=== Section Start ===

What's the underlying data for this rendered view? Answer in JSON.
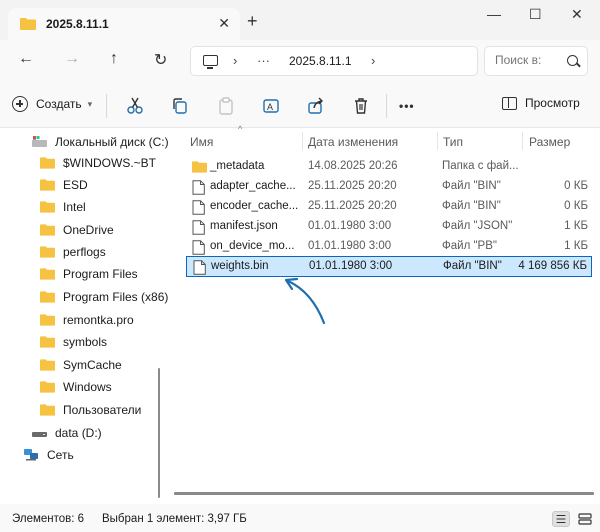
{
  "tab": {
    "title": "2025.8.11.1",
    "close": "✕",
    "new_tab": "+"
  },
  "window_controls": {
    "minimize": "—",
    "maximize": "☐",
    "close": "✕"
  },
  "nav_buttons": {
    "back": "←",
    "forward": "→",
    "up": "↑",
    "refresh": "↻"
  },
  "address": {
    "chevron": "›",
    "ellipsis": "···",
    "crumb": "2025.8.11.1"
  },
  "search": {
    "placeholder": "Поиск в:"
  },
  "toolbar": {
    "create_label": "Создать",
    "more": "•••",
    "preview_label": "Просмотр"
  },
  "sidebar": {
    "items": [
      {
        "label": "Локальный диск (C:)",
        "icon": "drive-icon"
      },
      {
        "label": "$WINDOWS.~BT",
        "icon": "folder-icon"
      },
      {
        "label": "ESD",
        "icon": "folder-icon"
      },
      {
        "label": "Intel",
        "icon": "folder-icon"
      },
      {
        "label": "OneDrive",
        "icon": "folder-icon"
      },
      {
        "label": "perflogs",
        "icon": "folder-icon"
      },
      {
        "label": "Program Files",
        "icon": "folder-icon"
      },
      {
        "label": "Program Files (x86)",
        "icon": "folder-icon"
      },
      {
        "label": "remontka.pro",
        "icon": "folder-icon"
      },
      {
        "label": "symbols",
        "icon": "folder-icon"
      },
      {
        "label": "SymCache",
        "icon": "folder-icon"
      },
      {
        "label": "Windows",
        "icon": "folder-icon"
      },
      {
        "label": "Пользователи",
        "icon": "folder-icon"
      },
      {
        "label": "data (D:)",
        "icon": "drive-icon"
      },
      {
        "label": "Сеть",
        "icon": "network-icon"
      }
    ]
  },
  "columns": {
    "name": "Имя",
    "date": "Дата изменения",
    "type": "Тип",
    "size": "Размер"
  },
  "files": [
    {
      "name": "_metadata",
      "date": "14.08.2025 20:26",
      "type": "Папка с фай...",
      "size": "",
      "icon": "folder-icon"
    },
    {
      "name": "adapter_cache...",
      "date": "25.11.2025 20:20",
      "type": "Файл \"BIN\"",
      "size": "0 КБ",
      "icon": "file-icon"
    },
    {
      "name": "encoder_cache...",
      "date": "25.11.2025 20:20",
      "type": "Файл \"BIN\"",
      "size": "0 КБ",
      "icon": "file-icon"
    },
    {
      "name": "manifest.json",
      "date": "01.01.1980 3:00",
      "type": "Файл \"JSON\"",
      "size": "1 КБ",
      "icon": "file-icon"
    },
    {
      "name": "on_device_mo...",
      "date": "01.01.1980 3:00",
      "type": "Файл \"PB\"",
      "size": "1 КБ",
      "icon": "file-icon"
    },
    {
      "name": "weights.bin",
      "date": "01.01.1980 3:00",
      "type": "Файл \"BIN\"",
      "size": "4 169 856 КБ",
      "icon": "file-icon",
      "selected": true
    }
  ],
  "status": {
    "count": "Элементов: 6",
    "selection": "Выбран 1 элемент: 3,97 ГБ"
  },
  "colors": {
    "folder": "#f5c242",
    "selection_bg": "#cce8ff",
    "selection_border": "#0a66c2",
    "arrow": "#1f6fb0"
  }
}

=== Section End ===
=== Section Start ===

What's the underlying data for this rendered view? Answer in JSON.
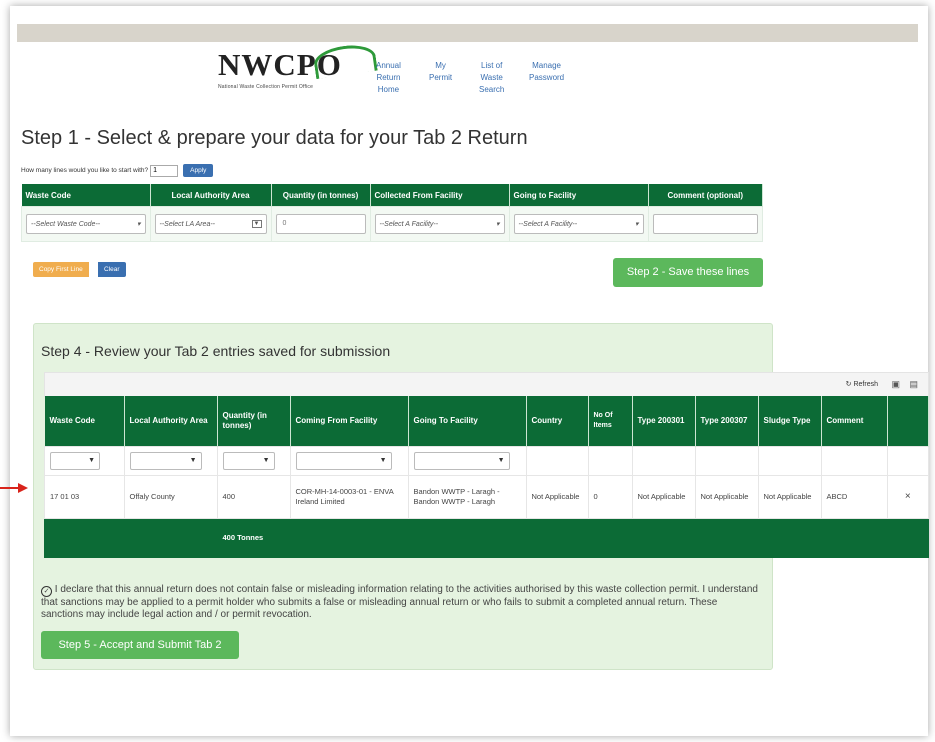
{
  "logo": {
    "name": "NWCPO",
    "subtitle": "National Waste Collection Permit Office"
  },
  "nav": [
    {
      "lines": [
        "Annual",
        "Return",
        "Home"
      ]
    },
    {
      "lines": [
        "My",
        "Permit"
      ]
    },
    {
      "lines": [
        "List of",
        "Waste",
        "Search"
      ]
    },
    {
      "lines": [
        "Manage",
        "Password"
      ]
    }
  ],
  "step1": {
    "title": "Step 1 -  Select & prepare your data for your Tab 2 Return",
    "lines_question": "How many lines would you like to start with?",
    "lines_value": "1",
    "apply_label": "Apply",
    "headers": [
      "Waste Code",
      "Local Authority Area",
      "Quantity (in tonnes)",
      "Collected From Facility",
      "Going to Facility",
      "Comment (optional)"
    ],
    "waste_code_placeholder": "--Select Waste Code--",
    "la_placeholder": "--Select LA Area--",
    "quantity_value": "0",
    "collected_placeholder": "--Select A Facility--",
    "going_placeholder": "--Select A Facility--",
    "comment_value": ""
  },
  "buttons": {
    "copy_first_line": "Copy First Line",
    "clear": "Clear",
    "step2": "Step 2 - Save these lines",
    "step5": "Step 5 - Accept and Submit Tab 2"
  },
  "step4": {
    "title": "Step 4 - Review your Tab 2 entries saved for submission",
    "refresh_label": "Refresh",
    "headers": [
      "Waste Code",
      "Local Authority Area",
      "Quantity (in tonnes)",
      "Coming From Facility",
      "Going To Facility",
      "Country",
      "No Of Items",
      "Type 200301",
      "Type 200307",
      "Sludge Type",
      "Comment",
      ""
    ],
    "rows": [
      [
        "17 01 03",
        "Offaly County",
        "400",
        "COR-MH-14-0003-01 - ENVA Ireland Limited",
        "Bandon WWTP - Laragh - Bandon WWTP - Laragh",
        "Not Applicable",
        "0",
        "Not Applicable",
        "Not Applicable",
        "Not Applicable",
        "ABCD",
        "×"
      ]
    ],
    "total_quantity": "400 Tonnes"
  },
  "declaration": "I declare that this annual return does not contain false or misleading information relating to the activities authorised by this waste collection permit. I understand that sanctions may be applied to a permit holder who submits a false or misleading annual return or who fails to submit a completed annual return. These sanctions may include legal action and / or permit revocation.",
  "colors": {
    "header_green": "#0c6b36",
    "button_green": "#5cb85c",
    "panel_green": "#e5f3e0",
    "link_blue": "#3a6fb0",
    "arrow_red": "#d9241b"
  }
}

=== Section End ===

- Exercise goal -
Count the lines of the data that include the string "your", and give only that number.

- Exercise output -
2